  44. Practice—Calculate the volume occupied by 637 g of SO2 (MM 64.07) at 6.08 x 104 mmHg and –23 °C. P, n, T, R g V n Given: Find: mSO2 = 637 g, P = 6.08 x 104 mmHg, t= −23 °C, V, L Conceptual Plan: Relationships: Solution: Tro: Chemistry: A Molecular Approach, 2/e

  45. Molar Volume • Solving the ideal gas equation for the volume of 1 mol of gas at STP gives 22.4 L • 6.022 x 1023 molecules of gas • notice: the gas is immaterial • We call the volume of 1 mole of gas at STP the molar volume • it is important to recognize that one mole measures of different gases have different masses, even though they have the same volume Tro: Chemistry: A Molecular Approach, 2/e

  46. Molar Volume Tro: Chemistry: A Molecular Approach, 2/e
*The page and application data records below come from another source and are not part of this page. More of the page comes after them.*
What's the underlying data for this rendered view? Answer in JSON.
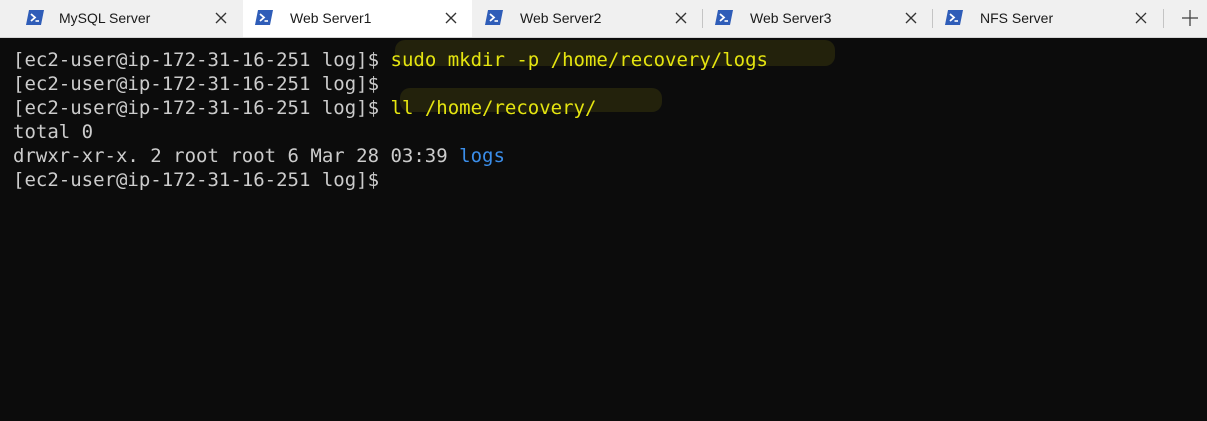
{
  "tabs": [
    {
      "label": "MySQL Server",
      "icon": "powershell-icon",
      "active": false
    },
    {
      "label": "Web Server1",
      "icon": "powershell-icon",
      "active": true
    },
    {
      "label": "Web Server2",
      "icon": "powershell-icon",
      "active": false
    },
    {
      "label": "Web Server3",
      "icon": "powershell-icon",
      "active": false
    },
    {
      "label": "NFS Server",
      "icon": "powershell-icon",
      "active": false
    }
  ],
  "new_tab_icon": "plus-icon",
  "terminal": {
    "lines": [
      {
        "prompt": "[ec2-user@ip-172-31-16-251 log]$ ",
        "command": "sudo mkdir -p /home/recovery/logs"
      },
      {
        "prompt": "[ec2-user@ip-172-31-16-251 log]$",
        "command": ""
      },
      {
        "prompt": "[ec2-user@ip-172-31-16-251 log]$ ",
        "command": "ll /home/recovery/"
      },
      {
        "output": "total 0"
      },
      {
        "output": "drwxr-xr-x. 2 root root 6 Mar 28 03:39 ",
        "dir": "logs"
      },
      {
        "prompt": "[ec2-user@ip-172-31-16-251 log]$",
        "command": ""
      }
    ]
  },
  "colors": {
    "terminal_bg": "#0c0c0c",
    "terminal_text": "#cccccc",
    "command_text": "#e5e510",
    "directory_text": "#3b8eea",
    "tab_bar_bg": "#f0f0f0",
    "active_tab_bg": "#ffffff",
    "powershell_icon": "#2f5db8"
  }
}
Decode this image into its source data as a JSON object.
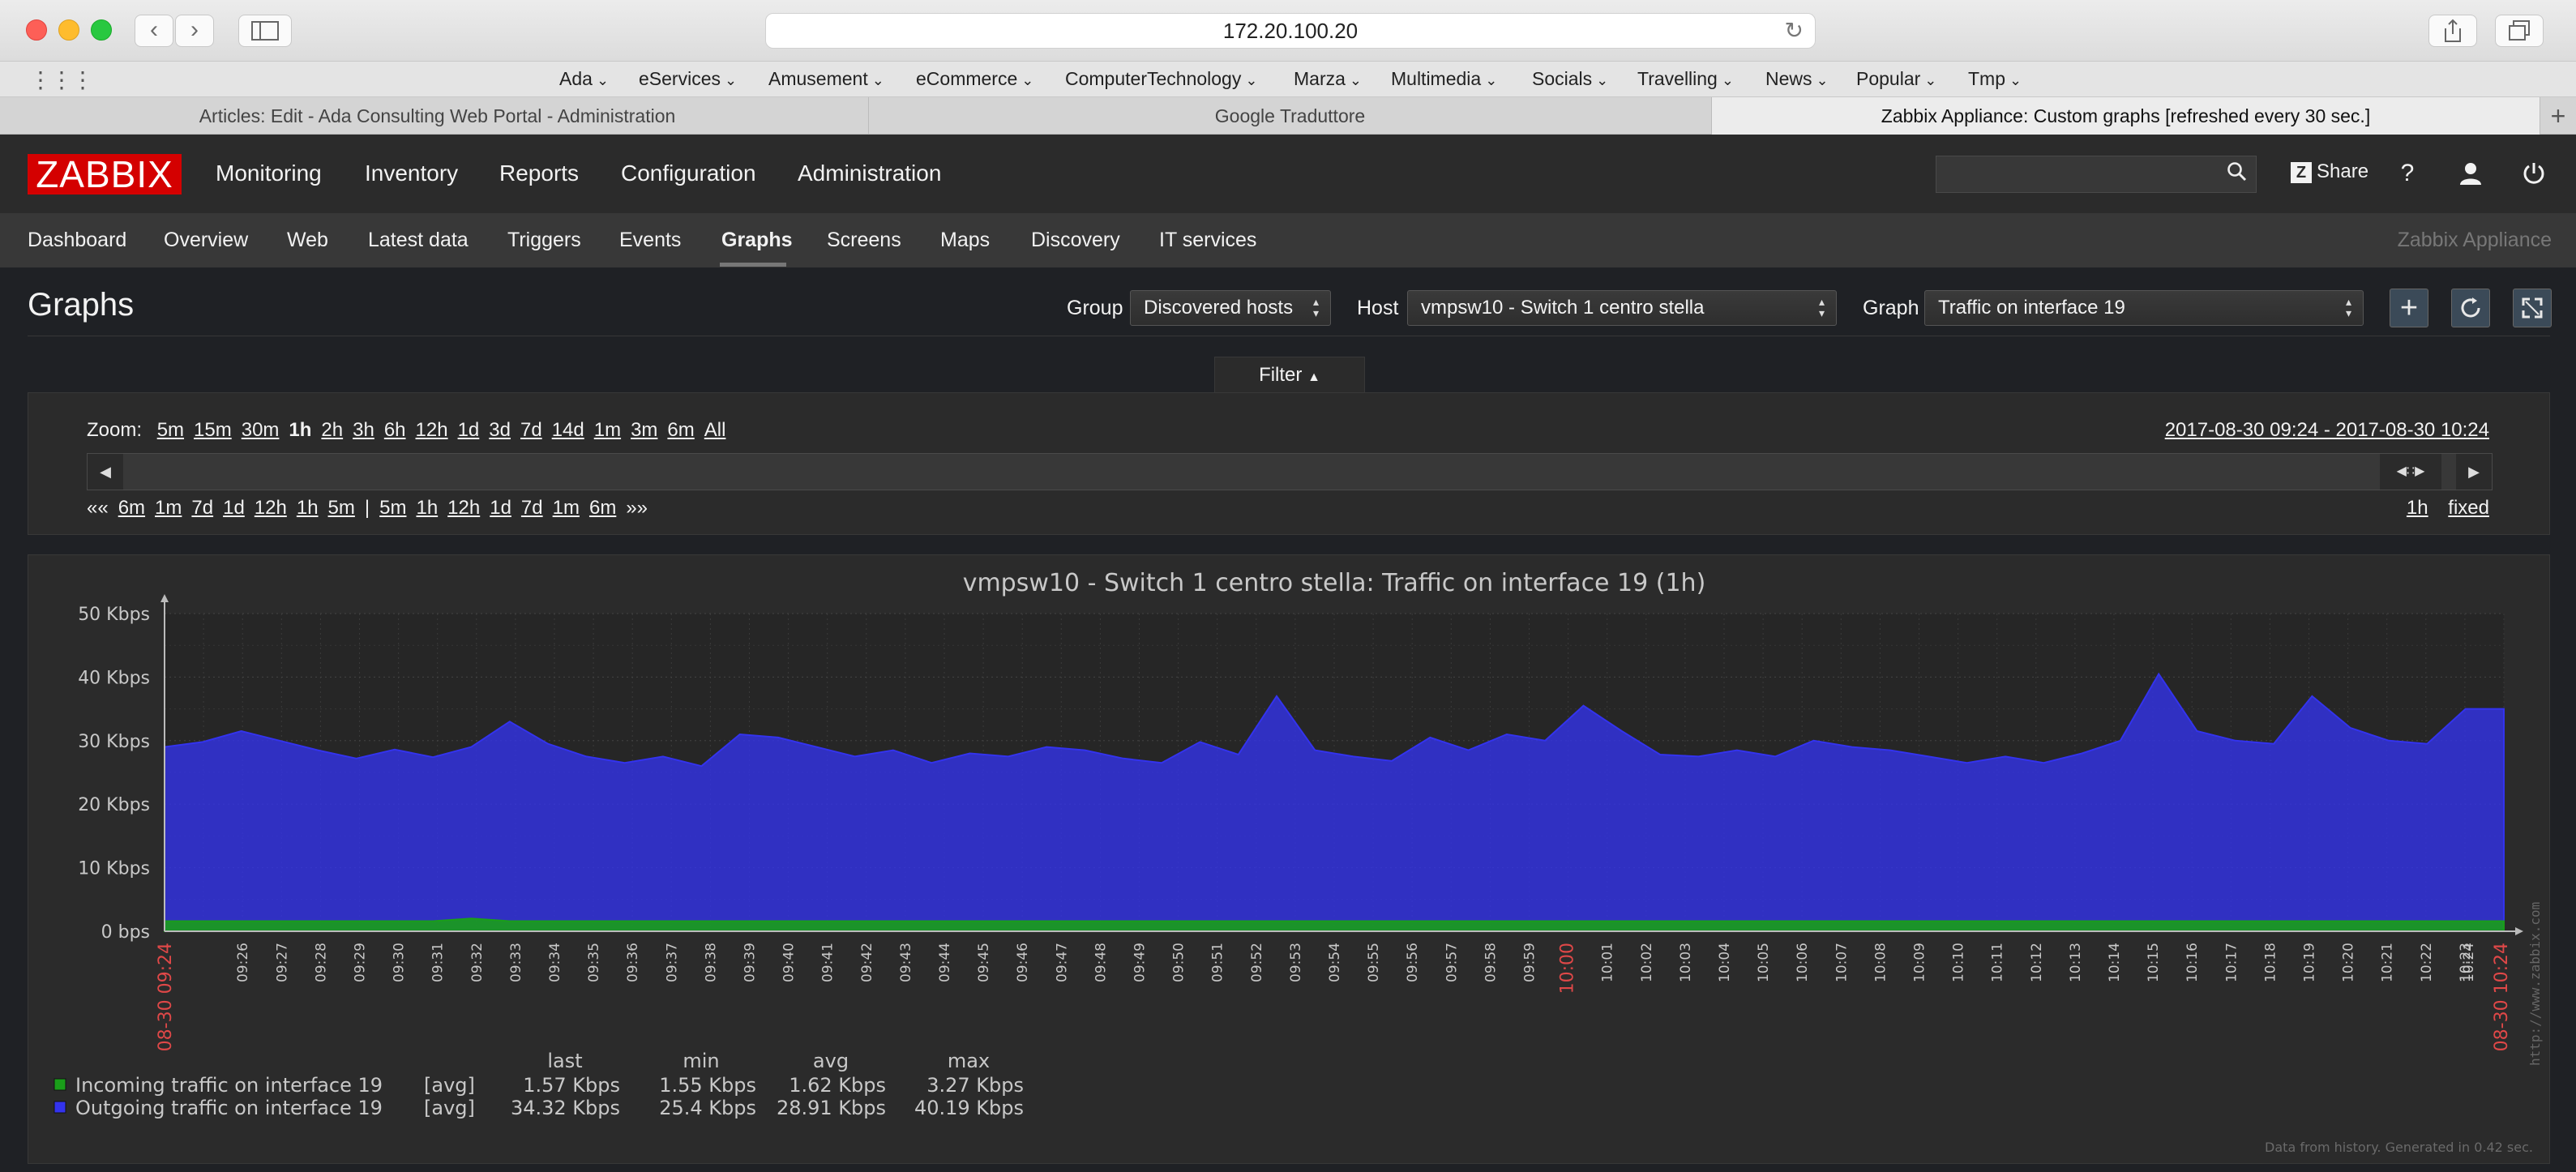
{
  "browser": {
    "url": "172.20.100.20",
    "favorites": [
      "Ada",
      "eServices",
      "Amusement",
      "eCommerce",
      "ComputerTechnology",
      "Marza",
      "Multimedia",
      "Socials",
      "Travelling",
      "News",
      "Popular",
      "Tmp"
    ],
    "tabs": [
      {
        "label": "Articles: Edit - Ada Consulting Web Portal - Administration",
        "active": false
      },
      {
        "label": "Google Traduttore",
        "active": false
      },
      {
        "label": "Zabbix Appliance: Custom graphs [refreshed every 30 sec.]",
        "active": true
      }
    ]
  },
  "header": {
    "logo": "ZABBIX",
    "main_nav": [
      "Monitoring",
      "Inventory",
      "Reports",
      "Configuration",
      "Administration"
    ],
    "share_label": "Share",
    "help": "?",
    "user_icon": "user-icon",
    "logout_icon": "power-icon"
  },
  "subnav": {
    "items": [
      "Dashboard",
      "Overview",
      "Web",
      "Latest data",
      "Triggers",
      "Events",
      "Graphs",
      "Screens",
      "Maps",
      "Discovery",
      "IT services"
    ],
    "active": "Graphs",
    "server_name": "Zabbix Appliance"
  },
  "page": {
    "title": "Graphs",
    "group_label": "Group",
    "group_value": "Discovered hosts",
    "host_label": "Host",
    "host_value": "vmpsw10 - Switch 1 centro stella",
    "graph_label": "Graph",
    "graph_value": "Traffic on interface 19"
  },
  "filter": {
    "tab_label": "Filter",
    "zoom_label": "Zoom:",
    "zoom_options": [
      "5m",
      "15m",
      "30m",
      "1h",
      "2h",
      "3h",
      "6h",
      "12h",
      "1d",
      "3d",
      "7d",
      "14d",
      "1m",
      "3m",
      "6m",
      "All"
    ],
    "zoom_active": "1h",
    "date_range": "2017-08-30 09:24 - 2017-08-30 10:24",
    "nav_back": [
      "««",
      "6m",
      "1m",
      "7d",
      "1d",
      "12h",
      "1h",
      "5m"
    ],
    "nav_sep": "|",
    "nav_forward": [
      "5m",
      "1h",
      "12h",
      "1d",
      "7d",
      "1m",
      "6m",
      "»»"
    ],
    "period": "1h",
    "fixed_label": "fixed"
  },
  "colors": {
    "incoming": "#1a9e1a",
    "outgoing": "#3333ee",
    "accent_red": "#d40000"
  },
  "chart_data": {
    "type": "area",
    "title": "vmpsw10 - Switch 1 centro stella: Traffic on interface 19 (1h)",
    "y_ticks": [
      "0 bps",
      "10 Kbps",
      "20 Kbps",
      "30 Kbps",
      "40 Kbps",
      "50 Kbps"
    ],
    "ylim": [
      0,
      50
    ],
    "x_start_label": "08-30 09:24",
    "x_end_label": "08-30 10:24",
    "x_labels": [
      "09:26",
      "09:27",
      "09:28",
      "09:29",
      "09:30",
      "09:31",
      "09:32",
      "09:33",
      "09:34",
      "09:35",
      "09:36",
      "09:37",
      "09:38",
      "09:39",
      "09:40",
      "09:41",
      "09:42",
      "09:43",
      "09:44",
      "09:45",
      "09:46",
      "09:47",
      "09:48",
      "09:49",
      "09:50",
      "09:51",
      "09:52",
      "09:53",
      "09:54",
      "09:55",
      "09:56",
      "09:57",
      "09:58",
      "09:59",
      "10:00",
      "10:01",
      "10:02",
      "10:03",
      "10:04",
      "10:05",
      "10:06",
      "10:07",
      "10:08",
      "10:09",
      "10:10",
      "10:11",
      "10:12",
      "10:13",
      "10:14",
      "10:15",
      "10:16",
      "10:17",
      "10:18",
      "10:19",
      "10:20",
      "10:21",
      "10:22",
      "10:23",
      "10:24"
    ],
    "highlight_label": "10:00",
    "series": [
      {
        "name": "Outgoing traffic on interface 19",
        "color": "#3333ee",
        "values": [
          29,
          29.8,
          31.5,
          30,
          28.5,
          27.2,
          28.6,
          27.4,
          29,
          33,
          29.5,
          27.5,
          26.5,
          27.5,
          26,
          31,
          30.5,
          29,
          27.5,
          28.5,
          26.5,
          28,
          27.5,
          29,
          28.5,
          27.2,
          26.5,
          29.8,
          27.8,
          37,
          28.5,
          27.5,
          26.8,
          30.5,
          28.5,
          31,
          30,
          35.5,
          31.5,
          27.8,
          27.5,
          28.5,
          27.5,
          30,
          29,
          28.5,
          27.5,
          26.5,
          27.5,
          26.5,
          28,
          30,
          40.5,
          31.5,
          30,
          29.5,
          37,
          32,
          30,
          29.5,
          35,
          35
        ]
      },
      {
        "name": "Incoming traffic on interface 19",
        "color": "#1a9e1a",
        "values": [
          1.6,
          1.6,
          1.6,
          1.6,
          1.6,
          1.6,
          1.6,
          1.6,
          2.0,
          1.6,
          1.6,
          1.6,
          1.6,
          1.6,
          1.6,
          1.6,
          1.6,
          1.6,
          1.6,
          1.6,
          1.6,
          1.6,
          1.6,
          1.6,
          1.6,
          1.6,
          1.6,
          1.6,
          1.6,
          1.6,
          1.6,
          1.6,
          1.6,
          1.6,
          1.6,
          1.6,
          1.6,
          1.6,
          1.6,
          1.6,
          1.6,
          1.6,
          1.6,
          1.6,
          1.6,
          1.6,
          1.6,
          1.6,
          1.6,
          1.6,
          1.6,
          1.6,
          1.6,
          1.6,
          1.6,
          1.6,
          1.6,
          1.6,
          1.6,
          1.6,
          1.6,
          1.6
        ]
      }
    ],
    "legend_headers": [
      "last",
      "min",
      "avg",
      "max"
    ],
    "legend": [
      {
        "name": "Incoming traffic on interface 19",
        "color": "#1a9e1a",
        "func": "[avg]",
        "last": "1.57 Kbps",
        "min": "1.55 Kbps",
        "avg": "1.62 Kbps",
        "max": "3.27 Kbps"
      },
      {
        "name": "Outgoing traffic on interface 19",
        "color": "#3333ee",
        "func": "[avg]",
        "last": "34.32 Kbps",
        "min": "25.4 Kbps",
        "avg": "28.91 Kbps",
        "max": "40.19 Kbps"
      }
    ],
    "watermark": "http://www.zabbix.com",
    "footer_note": "Data from history. Generated in 0.42 sec."
  }
}
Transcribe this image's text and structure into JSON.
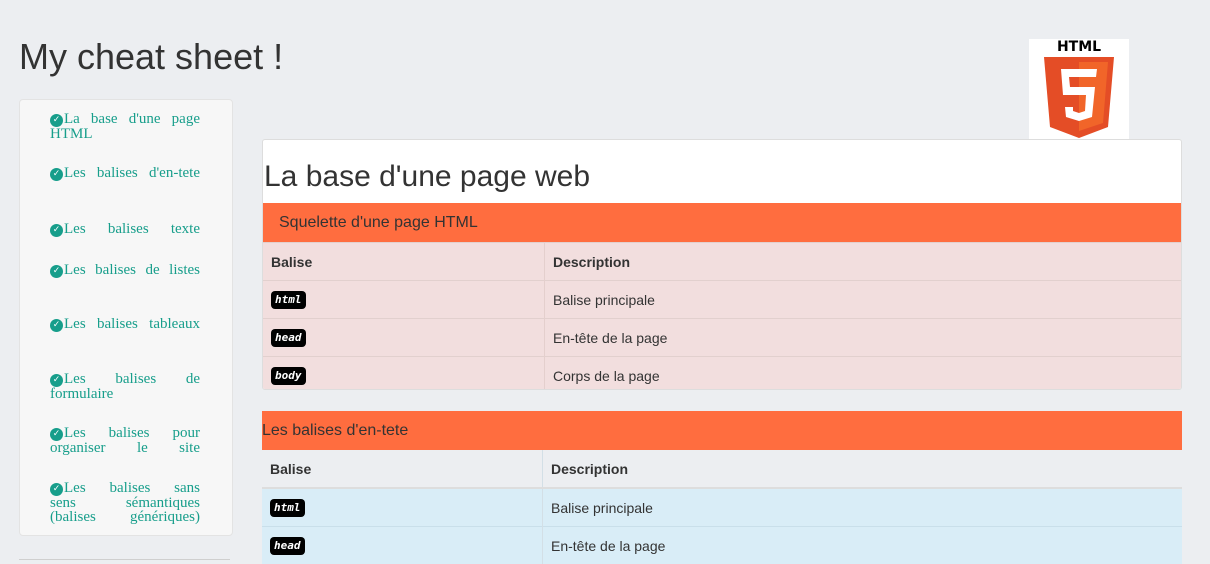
{
  "header": {
    "title": "My cheat sheet !"
  },
  "logo": {
    "text": "HTML",
    "badge": "5",
    "colors": {
      "shield": "#e44d26",
      "shield_light": "#f16529",
      "text": "#000000"
    }
  },
  "sidebar": {
    "items": [
      {
        "label": "La base d'une page HTML"
      },
      {
        "label": "Les balises d'en-tete"
      },
      {
        "label": "Les balises texte"
      },
      {
        "label": "Les balises de listes"
      },
      {
        "label": "Les balises tableaux"
      },
      {
        "label": "Les balises de formulaire"
      },
      {
        "label": "Les balises pour organiser le site"
      },
      {
        "label": "Les balises sans sens sémantiques (balises génériques)"
      }
    ]
  },
  "section1": {
    "title": "La base d'une page web",
    "bar": "Squelette d'une page HTML",
    "headers": [
      "Balise",
      "Description"
    ],
    "rows": [
      {
        "tag": "html",
        "desc": "Balise principale"
      },
      {
        "tag": "head",
        "desc": "En-tête de la page"
      },
      {
        "tag": "body",
        "desc": "Corps de la page"
      }
    ]
  },
  "section2": {
    "bar": "Les balises d'en-tete",
    "headers": [
      "Balise",
      "Description"
    ],
    "rows": [
      {
        "tag": "html",
        "desc": "Balise principale"
      },
      {
        "tag": "head",
        "desc": "En-tête de la page"
      }
    ]
  },
  "colors": {
    "accent": "#ff6d3f",
    "link": "#179e8b",
    "row_danger": "#f2dede",
    "row_info": "#d9edf7"
  }
}
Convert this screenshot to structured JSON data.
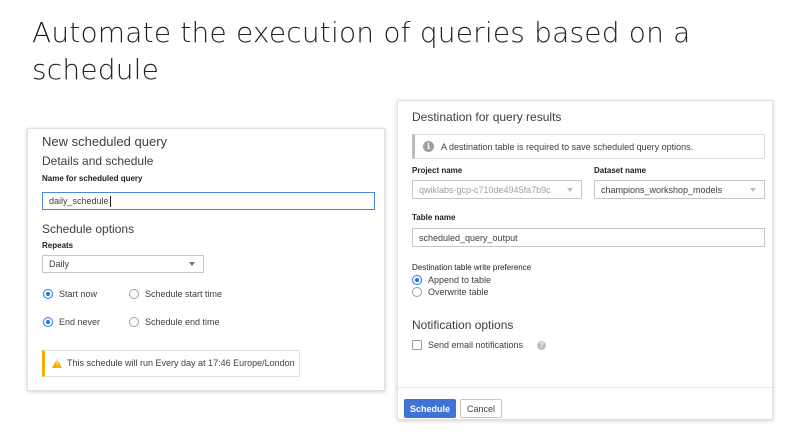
{
  "slide": {
    "title": "Automate the execution of queries based on a schedule"
  },
  "left_panel": {
    "heading": "New scheduled query",
    "details_heading": "Details and schedule",
    "name_label": "Name for scheduled query",
    "name_value": "daily_schedule",
    "schedule_options_heading": "Schedule options",
    "repeats_label": "Repeats",
    "repeats_value": "Daily",
    "start_now_label": "Start now",
    "start_time_label": "Schedule start time",
    "end_never_label": "End never",
    "end_time_label": "Schedule end time",
    "notice_text": "This schedule will run Every day at 17:46 Europe/London"
  },
  "right_panel": {
    "heading": "Destination for query results",
    "info_text": "A destination table is required to save scheduled query options.",
    "project_label": "Project name",
    "project_value": "qwiklabs-gcp-c710de4945fa7b9c",
    "dataset_label": "Dataset name",
    "dataset_value": "champions_workshop_models",
    "table_label": "Table name",
    "table_value": "scheduled_query_output",
    "write_pref_label": "Destination table write preference",
    "append_label": "Append to table",
    "overwrite_label": "Overwrite table",
    "notification_heading": "Notification options",
    "email_label": "Send email notifications",
    "schedule_button": "Schedule",
    "cancel_button": "Cancel"
  },
  "colors": {
    "accent": "#1a73e8",
    "primary_button": "#3f73d6",
    "warning": "#f9ab00"
  },
  "icons": {
    "warning": "warning-icon",
    "info": "info-icon",
    "help": "help-icon"
  }
}
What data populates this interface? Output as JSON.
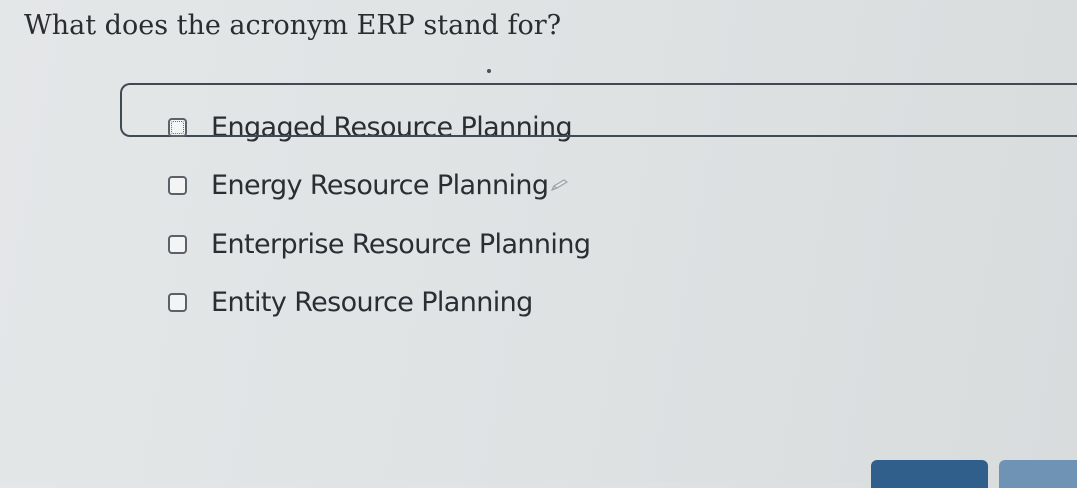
{
  "question": {
    "text": "What does the acronym ERP stand for?"
  },
  "options": [
    {
      "label": "Engaged Resource Planning",
      "checked": false,
      "focused": true
    },
    {
      "label": "Energy Resource Planning",
      "checked": false,
      "focused": false
    },
    {
      "label": "Enterprise Resource Planning",
      "checked": false,
      "focused": false
    },
    {
      "label": "Entity Resource Planning",
      "checked": false,
      "focused": false
    }
  ],
  "icons": {
    "cursor_icon": "pencil-icon"
  },
  "colors": {
    "primary_button": "#2f5f8a",
    "secondary_button": "#6f93b5",
    "focus_outline": "#3f4a54"
  }
}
  47. Practice — How many liters of O2 @ STP can be made from the decomposition of 100.0 g of PbO2?2 PbO2(s)→2 PbO(s) + O2(g)(PbO2 =239.2, O2 = 32.00) Tro: Chemistry: A Molecular Approach, 2/e

  48. Practice — How many liters of O2 @ STP can be made from the decomposition of 100.0 g of PbO2?2 PbO2(s)→2 PbO(s) + O2(g) g PbO2 mol PbO2 mol O2 L O2 Given: Find: 100.0 g PbO2, 2 PbO2→ 2 PbO + O2 L O2 Conceptual Plan: Relationships: 1 mol O2 = 22.4 L, 1 mol PbO2 = 239.2g, 1 mol O2≡ 2 mol PbO2 Solution: because less than 1 mole PbO2, and ½ moles of O2 as PbO2, the number makes sense Check: Tro: Chemistry: A Molecular Approach, 2/e

  49. Density at Standard Conditions • Density is the ratio of mass to volume • Density of a gas is generally given in g/L • The mass of 1 mole = molar mass • The volume of 1 mole at STP = 22.4 L Tro: Chemistry: A Molecular Approach, 2/e

  50. Practice – Calculate the density of N2(g) at STP Tro: Chemistry: A Molecular Approach, 2/e